Needless to say, as I grew older, I started thinking that Good Will Hunting was not only uncool, but also unforgivably corny. And for the artistically-minded, where the only true laugh is one of schadenfreude, corniness is the original sin. Allow me to illustrate Good Will Hunting’s portrait of unimaginable cringe: first off, Will Hunting is basically the Academy’s wet dream. He can bench…like, a high number…enjoys getting into fisticuff brawls with his kindergarten bullies, and lives in an abominable shithole of an apartment on the wrong side of the tracks. Will is working class and would happily defenestrate anyone who dared besmirch the sanctity of Casey Affleck, yet he also displays a degree of rugged sensitivity, a “damaged” man waiting for the right Harvard hottie to hammer away at the impenetrable—but not too impenetrable—shell shrouding his heart. And did I mention he is a MENSA-shattering genius with a bowl cut?
Let’s face it, too—there’s no way that Skylar, aforementioned Harvard Hottie of the film, and Will end up together for more than, like, six months. That still seems like a really generous estimation to me; I think that Skylar would get the “ick” as soon as she saw the car that Will had driven to California for her in, because Skylar is rich as shit and can’t hide behind the congenial British sheen for long. But, of course, despite the borderline-obscene prominence of Mr. Smith throughout the film, no one ends up getting stabbed by the end. We are left with an ad-libbed Robin Williams one-liner to shed an errant tear to, as Will drives off to see about his girl. They will remain together until Will joins the CIA or goes too far at the next Little League rumble. And don’t even get me started on the “It’s not your fault” scene—let’s not even go there.
Despite all of my grievances with Good Will Hunting, though, which could easily serve as fodder for the most cutting Letterboxd reviews, this doesn’t change how I feel about the movie. I can’t help but laugh at the jokes I have heard like sixteen thousand times before. They don’t exactly grow funnier, but they don’t grow less funny, either. It is jokes like these that make up the constants of our lives, especially when they’re spat out second-nature by the ones we love.

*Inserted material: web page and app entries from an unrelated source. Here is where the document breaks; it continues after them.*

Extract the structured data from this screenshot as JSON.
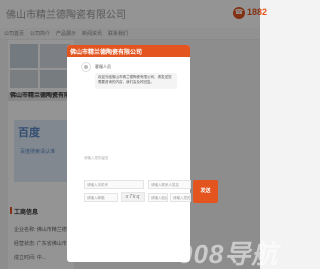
{
  "background": {
    "company_name": "佛山市精兰德陶瓷有限公司",
    "phone": "1882",
    "nav": [
      "公司首页",
      "公司简介",
      "产品展示",
      "新闻资讯",
      "联系我们"
    ],
    "sidebar_title": "佛山市精兰德陶瓷有限公司",
    "baidu_logo": "百度",
    "baidu_sub": "百度搜索请认准",
    "info_title": "工商信息",
    "info_lines": [
      "企业名称: 佛山市精兰德陶瓷有限公司",
      "经营状态: 广东省佛山市...",
      "成立时间: 中..."
    ],
    "watermark": "008导航"
  },
  "chat": {
    "header_title": "佛山市精兰德陶瓷有限公司",
    "agent_name": "客服人员",
    "greeting": "欢迎光临佛山市精兰德陶瓷有限公司，请发送您需要咨询的内容，我们会及时回复。",
    "message_placeholder": "请输入您的留言",
    "fields": {
      "phone": "请输入手机号",
      "name": "请输入联系人姓名",
      "email": "请输入邮箱",
      "code": "请输入验证码",
      "company": "请输入您的公司"
    },
    "captcha_text": "x7kq",
    "submit_label": "发送"
  },
  "colors": {
    "accent": "#e3541f",
    "overlay": "rgba(0,0,0,0.42)"
  }
}
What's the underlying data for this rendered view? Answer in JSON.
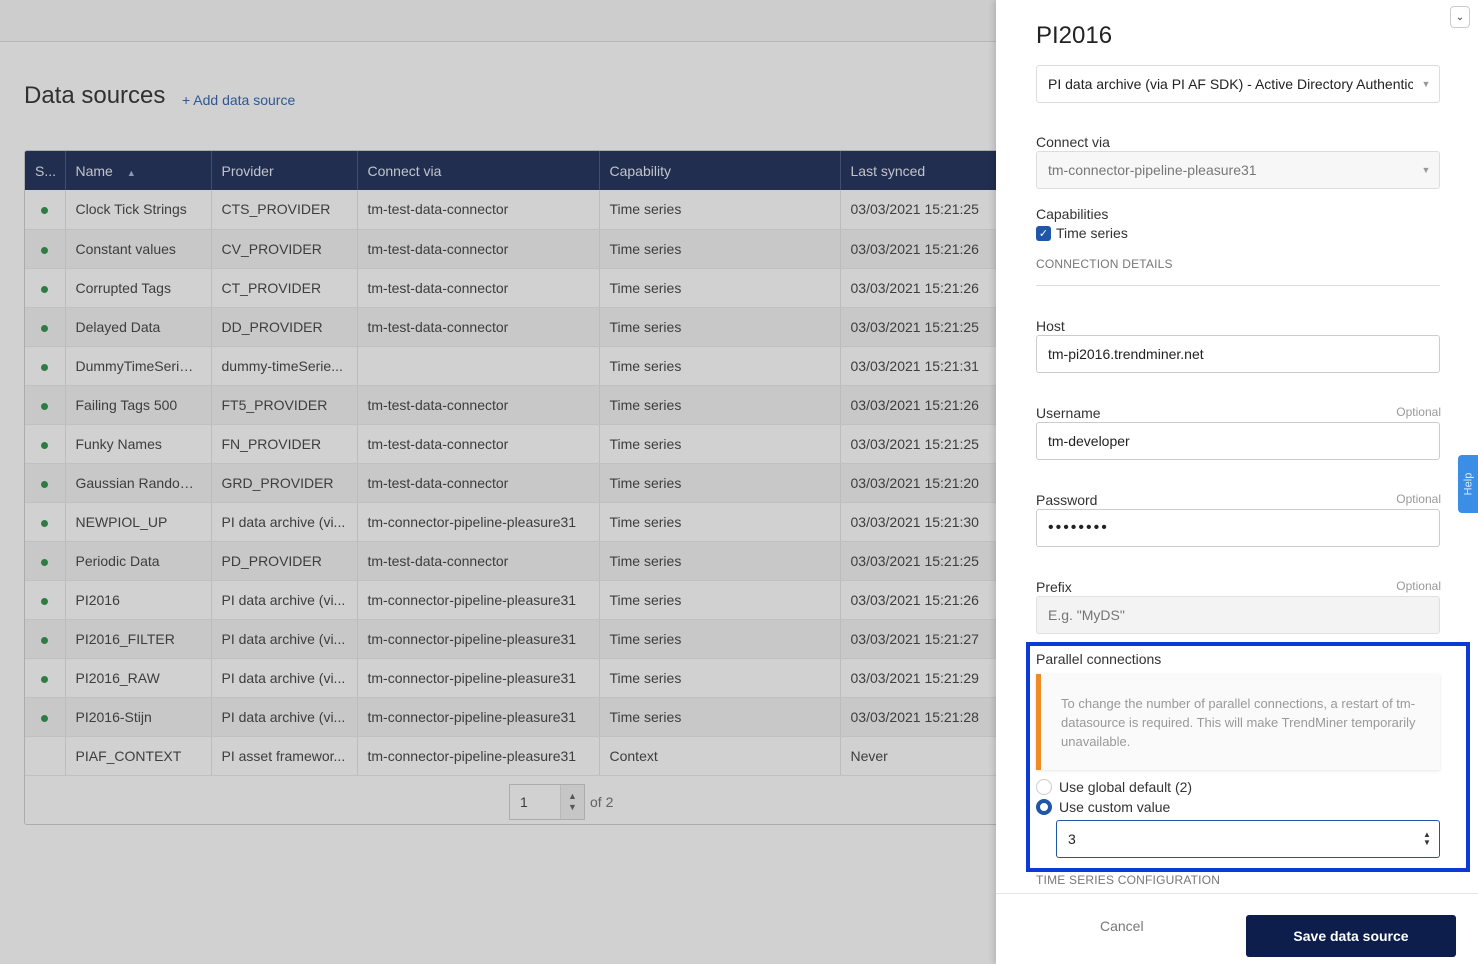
{
  "page": {
    "title": "Data sources",
    "add_link": "+ Add data source"
  },
  "table": {
    "headers": [
      "S...",
      "Name",
      "Provider",
      "Connect via",
      "Capability",
      "Last synced"
    ],
    "sort_indicator": "▲",
    "rows": [
      {
        "status": true,
        "name": "Clock Tick Strings",
        "provider": "CTS_PROVIDER",
        "connect": "tm-test-data-connector",
        "capability": "Time series",
        "synced": "03/03/2021 15:21:25"
      },
      {
        "status": true,
        "name": "Constant values",
        "provider": "CV_PROVIDER",
        "connect": "tm-test-data-connector",
        "capability": "Time series",
        "synced": "03/03/2021 15:21:26"
      },
      {
        "status": true,
        "name": "Corrupted Tags",
        "provider": "CT_PROVIDER",
        "connect": "tm-test-data-connector",
        "capability": "Time series",
        "synced": "03/03/2021 15:21:26"
      },
      {
        "status": true,
        "name": "Delayed Data",
        "provider": "DD_PROVIDER",
        "connect": "tm-test-data-connector",
        "capability": "Time series",
        "synced": "03/03/2021 15:21:25"
      },
      {
        "status": true,
        "name": "DummyTimeSeries...",
        "provider": "dummy-timeSerie...",
        "connect": "",
        "capability": "Time series",
        "synced": "03/03/2021 15:21:31"
      },
      {
        "status": true,
        "name": "Failing Tags 500",
        "provider": "FT5_PROVIDER",
        "connect": "tm-test-data-connector",
        "capability": "Time series",
        "synced": "03/03/2021 15:21:26"
      },
      {
        "status": true,
        "name": "Funky Names",
        "provider": "FN_PROVIDER",
        "connect": "tm-test-data-connector",
        "capability": "Time series",
        "synced": "03/03/2021 15:21:25"
      },
      {
        "status": true,
        "name": "Gaussian Random ...",
        "provider": "GRD_PROVIDER",
        "connect": "tm-test-data-connector",
        "capability": "Time series",
        "synced": "03/03/2021 15:21:20"
      },
      {
        "status": true,
        "name": "NEWPIOL_UP",
        "provider": "PI data archive (vi...",
        "connect": "tm-connector-pipeline-pleasure31",
        "capability": "Time series",
        "synced": "03/03/2021 15:21:30"
      },
      {
        "status": true,
        "name": "Periodic Data",
        "provider": "PD_PROVIDER",
        "connect": "tm-test-data-connector",
        "capability": "Time series",
        "synced": "03/03/2021 15:21:25"
      },
      {
        "status": true,
        "name": "PI2016",
        "provider": "PI data archive (vi...",
        "connect": "tm-connector-pipeline-pleasure31",
        "capability": "Time series",
        "synced": "03/03/2021 15:21:26"
      },
      {
        "status": true,
        "name": "PI2016_FILTER",
        "provider": "PI data archive (vi...",
        "connect": "tm-connector-pipeline-pleasure31",
        "capability": "Time series",
        "synced": "03/03/2021 15:21:27"
      },
      {
        "status": true,
        "name": "PI2016_RAW",
        "provider": "PI data archive (vi...",
        "connect": "tm-connector-pipeline-pleasure31",
        "capability": "Time series",
        "synced": "03/03/2021 15:21:29"
      },
      {
        "status": true,
        "name": "PI2016-Stijn",
        "provider": "PI data archive (vi...",
        "connect": "tm-connector-pipeline-pleasure31",
        "capability": "Time series",
        "synced": "03/03/2021 15:21:28"
      },
      {
        "status": false,
        "name": "PIAF_CONTEXT",
        "provider": "PI asset framewor...",
        "connect": "tm-connector-pipeline-pleasure31",
        "capability": "Context",
        "synced": "Never"
      }
    ]
  },
  "pager": {
    "page": "1",
    "of_label": "of 2"
  },
  "panel": {
    "title": "PI2016",
    "provider_value": "PI data archive (via PI AF SDK) - Active Directory Authentication",
    "connect_via_label": "Connect via",
    "connect_via_value": "tm-connector-pipeline-pleasure31",
    "capabilities_label": "Capabilities",
    "capability_checkbox": "Time series",
    "connection_details": "CONNECTION DETAILS",
    "host_label": "Host",
    "host_value": "tm-pi2016.trendminer.net",
    "username_label": "Username",
    "username_value": "tm-developer",
    "password_label": "Password",
    "password_value": "••••••••",
    "prefix_label": "Prefix",
    "prefix_placeholder": "E.g. \"MyDS\"",
    "optional": "Optional",
    "parallel_label": "Parallel connections",
    "notice": "To change the number of parallel connections, a restart of tm-datasource is required. This will make TrendMiner temporarily unavailable.",
    "radio_global": "Use global default (2)",
    "radio_custom": "Use custom value",
    "custom_value": "3",
    "time_series_config": "TIME SERIES CONFIGURATION",
    "cancel": "Cancel",
    "save": "Save data source"
  },
  "help_tab": "Help",
  "colors": {
    "header_navy": "#0d1e4d",
    "accent_blue": "#1f56a8",
    "highlight_blue": "#0b3bd6",
    "notice_orange": "#f08a24",
    "status_green": "#1e8a3c"
  }
}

It can be something of a knee-jerk reaction to label something as corny or insufferable if it’s not trying to cure cancer. This does not mean that the corniness accusations are unfounded; they do have their basis in observable reality and not Letterboxd la-la land at times. Some parts of Good Will Hunting do make me want to throw up, and in many ways, I like Boogie Nights a lot better. I do have my days where I think the movie should never have been made and that Matt Damon’s fingers should be cut off Banshees-style so he can never write again. But the potency of my feelings proves that Good Will Hunting is not just some innocuous thing to me. In his review of the film, old goat Roger Ebert said It's the individual moments, not the payoff, that make the movie so effective. The little moments, not the ending, are what makes Good Will Hunting my most rewatched movie of all time. In each moment, there is something new to experience each time, even if that’s seeing it make someone else laugh. We need those shareable movies to hold onto, lest we need a break from our growing, fleeting selves.